(SUPPLIED MATERIAL)
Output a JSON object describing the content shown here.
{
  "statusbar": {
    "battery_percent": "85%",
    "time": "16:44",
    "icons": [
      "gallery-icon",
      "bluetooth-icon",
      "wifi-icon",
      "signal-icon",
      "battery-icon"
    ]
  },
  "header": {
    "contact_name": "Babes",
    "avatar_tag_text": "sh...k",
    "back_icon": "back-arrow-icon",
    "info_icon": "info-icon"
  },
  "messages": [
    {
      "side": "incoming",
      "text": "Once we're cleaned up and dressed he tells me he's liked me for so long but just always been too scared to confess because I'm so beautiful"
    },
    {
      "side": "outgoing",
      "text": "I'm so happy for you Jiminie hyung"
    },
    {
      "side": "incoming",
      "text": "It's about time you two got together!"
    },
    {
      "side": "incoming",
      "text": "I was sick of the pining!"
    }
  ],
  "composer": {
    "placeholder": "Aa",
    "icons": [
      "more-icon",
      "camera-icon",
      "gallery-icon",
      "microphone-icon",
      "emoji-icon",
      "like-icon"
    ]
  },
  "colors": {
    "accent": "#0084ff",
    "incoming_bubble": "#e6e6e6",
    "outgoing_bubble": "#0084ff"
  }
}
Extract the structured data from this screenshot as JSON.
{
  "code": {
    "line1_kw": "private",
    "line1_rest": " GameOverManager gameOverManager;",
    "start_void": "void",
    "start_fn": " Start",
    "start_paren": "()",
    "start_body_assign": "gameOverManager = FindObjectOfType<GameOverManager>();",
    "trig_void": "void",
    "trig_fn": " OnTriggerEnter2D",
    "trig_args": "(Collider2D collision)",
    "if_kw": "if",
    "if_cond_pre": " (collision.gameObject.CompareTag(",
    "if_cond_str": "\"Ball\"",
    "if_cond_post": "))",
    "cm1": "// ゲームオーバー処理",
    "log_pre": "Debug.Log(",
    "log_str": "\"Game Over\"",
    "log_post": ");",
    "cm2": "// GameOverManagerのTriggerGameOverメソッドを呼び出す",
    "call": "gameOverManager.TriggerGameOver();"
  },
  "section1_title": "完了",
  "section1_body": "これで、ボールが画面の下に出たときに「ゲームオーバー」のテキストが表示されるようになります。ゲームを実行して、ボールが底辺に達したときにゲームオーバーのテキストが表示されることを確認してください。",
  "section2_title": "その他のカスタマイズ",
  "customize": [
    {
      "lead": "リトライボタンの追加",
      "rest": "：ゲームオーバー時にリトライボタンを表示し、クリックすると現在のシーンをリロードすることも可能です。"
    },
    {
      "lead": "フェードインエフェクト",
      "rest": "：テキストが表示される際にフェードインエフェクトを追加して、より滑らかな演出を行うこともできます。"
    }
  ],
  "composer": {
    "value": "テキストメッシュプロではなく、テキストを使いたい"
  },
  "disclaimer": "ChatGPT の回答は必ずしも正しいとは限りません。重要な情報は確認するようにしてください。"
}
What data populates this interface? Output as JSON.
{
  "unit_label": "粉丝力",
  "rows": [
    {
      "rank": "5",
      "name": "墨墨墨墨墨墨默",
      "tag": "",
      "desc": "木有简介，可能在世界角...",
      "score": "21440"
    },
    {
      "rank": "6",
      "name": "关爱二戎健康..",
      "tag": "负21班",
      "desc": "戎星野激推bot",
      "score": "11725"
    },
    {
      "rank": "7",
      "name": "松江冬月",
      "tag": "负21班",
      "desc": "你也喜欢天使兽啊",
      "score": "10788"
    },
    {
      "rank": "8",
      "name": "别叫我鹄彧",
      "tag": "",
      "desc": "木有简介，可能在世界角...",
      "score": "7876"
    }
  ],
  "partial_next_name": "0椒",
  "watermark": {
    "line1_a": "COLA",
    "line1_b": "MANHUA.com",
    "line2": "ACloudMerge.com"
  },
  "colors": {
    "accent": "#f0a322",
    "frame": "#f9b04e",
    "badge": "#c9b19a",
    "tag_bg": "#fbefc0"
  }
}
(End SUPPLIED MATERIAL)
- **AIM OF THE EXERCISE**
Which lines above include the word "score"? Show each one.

- **WRITTEN SOLUTION**
      "score": "21440"
      "score": "11725"
      "score": "10788"
      "score": "7876"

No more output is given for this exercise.